Search the data for the string "agenda" and copy each line in which it appears.
━━━━━━━━━━━━━━━━━━━━
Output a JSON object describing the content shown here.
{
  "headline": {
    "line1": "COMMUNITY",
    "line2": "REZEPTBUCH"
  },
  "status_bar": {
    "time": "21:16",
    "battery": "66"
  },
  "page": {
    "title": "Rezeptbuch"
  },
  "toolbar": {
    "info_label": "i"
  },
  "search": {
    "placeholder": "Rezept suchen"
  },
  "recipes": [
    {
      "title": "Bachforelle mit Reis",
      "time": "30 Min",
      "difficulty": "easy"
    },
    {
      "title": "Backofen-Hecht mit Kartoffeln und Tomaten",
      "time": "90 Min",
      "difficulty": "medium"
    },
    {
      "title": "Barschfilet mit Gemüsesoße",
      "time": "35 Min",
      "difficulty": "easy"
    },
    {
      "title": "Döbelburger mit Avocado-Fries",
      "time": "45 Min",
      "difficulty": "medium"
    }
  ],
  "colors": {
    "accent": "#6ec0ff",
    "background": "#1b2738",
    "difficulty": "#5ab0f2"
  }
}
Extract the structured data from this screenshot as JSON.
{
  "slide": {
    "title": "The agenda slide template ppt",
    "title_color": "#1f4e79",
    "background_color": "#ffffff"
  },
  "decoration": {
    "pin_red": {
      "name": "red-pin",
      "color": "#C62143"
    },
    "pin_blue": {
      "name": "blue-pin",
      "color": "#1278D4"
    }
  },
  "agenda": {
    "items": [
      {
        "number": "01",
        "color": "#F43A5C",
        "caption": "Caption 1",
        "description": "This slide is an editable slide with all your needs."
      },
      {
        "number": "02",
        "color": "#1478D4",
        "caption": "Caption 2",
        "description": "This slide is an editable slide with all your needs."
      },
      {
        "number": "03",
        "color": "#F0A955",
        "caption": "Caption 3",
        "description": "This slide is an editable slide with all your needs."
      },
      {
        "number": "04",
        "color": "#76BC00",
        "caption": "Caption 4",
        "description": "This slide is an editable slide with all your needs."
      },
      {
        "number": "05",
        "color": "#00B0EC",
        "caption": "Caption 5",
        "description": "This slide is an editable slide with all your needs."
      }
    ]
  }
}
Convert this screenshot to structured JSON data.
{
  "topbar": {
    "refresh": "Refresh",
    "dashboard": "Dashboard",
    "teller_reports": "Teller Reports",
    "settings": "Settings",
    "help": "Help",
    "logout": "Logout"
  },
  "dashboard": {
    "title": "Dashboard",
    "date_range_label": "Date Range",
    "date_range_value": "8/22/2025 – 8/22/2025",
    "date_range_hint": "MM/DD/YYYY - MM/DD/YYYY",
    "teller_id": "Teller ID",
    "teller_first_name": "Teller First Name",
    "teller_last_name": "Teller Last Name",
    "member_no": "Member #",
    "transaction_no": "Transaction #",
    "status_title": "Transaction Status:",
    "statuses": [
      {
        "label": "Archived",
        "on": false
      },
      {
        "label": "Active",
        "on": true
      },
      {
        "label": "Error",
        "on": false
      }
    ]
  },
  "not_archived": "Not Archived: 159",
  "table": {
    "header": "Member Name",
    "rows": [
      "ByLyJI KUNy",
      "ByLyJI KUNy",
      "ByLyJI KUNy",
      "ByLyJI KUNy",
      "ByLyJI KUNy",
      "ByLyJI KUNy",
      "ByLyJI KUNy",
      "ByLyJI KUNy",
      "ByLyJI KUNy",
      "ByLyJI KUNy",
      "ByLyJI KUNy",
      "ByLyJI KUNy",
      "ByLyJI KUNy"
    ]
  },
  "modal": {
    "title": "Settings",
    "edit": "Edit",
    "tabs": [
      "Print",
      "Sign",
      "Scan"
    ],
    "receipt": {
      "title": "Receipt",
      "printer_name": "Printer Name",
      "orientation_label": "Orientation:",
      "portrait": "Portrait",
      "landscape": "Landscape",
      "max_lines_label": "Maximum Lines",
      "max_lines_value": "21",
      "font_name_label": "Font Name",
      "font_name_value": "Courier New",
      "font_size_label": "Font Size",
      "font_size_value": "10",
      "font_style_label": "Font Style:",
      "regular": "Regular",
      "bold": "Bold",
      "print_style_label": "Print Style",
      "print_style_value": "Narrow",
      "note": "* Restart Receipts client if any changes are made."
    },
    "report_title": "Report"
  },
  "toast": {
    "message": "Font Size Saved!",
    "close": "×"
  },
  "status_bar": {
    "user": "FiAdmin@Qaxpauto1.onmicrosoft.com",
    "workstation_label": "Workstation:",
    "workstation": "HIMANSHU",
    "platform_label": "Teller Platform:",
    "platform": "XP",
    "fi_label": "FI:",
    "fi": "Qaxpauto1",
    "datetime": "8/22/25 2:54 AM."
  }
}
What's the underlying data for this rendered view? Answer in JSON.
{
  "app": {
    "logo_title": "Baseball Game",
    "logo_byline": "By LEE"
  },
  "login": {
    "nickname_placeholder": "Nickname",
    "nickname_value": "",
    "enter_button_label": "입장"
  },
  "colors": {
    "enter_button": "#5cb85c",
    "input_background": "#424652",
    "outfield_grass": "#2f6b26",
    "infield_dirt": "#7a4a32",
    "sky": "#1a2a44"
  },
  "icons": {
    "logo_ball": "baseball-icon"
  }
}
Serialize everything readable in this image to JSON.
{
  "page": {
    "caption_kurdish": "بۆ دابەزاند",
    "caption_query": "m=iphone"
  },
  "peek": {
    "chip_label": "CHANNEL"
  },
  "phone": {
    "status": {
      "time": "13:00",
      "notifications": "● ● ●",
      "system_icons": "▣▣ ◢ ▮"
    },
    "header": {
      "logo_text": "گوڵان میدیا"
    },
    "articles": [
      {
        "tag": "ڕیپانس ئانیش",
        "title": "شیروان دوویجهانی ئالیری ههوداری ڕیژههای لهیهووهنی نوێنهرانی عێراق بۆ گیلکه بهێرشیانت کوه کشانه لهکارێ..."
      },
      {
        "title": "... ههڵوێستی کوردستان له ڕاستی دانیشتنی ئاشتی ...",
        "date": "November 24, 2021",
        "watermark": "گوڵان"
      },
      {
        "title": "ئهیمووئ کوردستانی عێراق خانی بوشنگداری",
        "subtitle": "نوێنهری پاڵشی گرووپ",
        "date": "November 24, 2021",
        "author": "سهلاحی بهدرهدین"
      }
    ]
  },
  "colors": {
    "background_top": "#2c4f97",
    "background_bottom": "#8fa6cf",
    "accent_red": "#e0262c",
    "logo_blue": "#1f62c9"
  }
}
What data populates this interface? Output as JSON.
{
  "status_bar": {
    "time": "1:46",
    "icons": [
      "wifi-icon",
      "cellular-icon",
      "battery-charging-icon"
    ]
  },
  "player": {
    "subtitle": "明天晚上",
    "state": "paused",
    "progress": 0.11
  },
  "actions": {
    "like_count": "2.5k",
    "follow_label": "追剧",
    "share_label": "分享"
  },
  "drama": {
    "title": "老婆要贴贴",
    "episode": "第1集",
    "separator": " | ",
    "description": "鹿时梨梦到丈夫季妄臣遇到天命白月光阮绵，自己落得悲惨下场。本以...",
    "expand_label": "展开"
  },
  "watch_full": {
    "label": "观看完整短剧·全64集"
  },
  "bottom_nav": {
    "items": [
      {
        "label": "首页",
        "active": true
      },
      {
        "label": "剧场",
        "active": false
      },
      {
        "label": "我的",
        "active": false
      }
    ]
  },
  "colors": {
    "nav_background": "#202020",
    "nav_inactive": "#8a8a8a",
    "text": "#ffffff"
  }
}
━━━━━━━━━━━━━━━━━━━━
▸ Completed task:
    "title": "The agenda slide template ppt",
  "agenda": {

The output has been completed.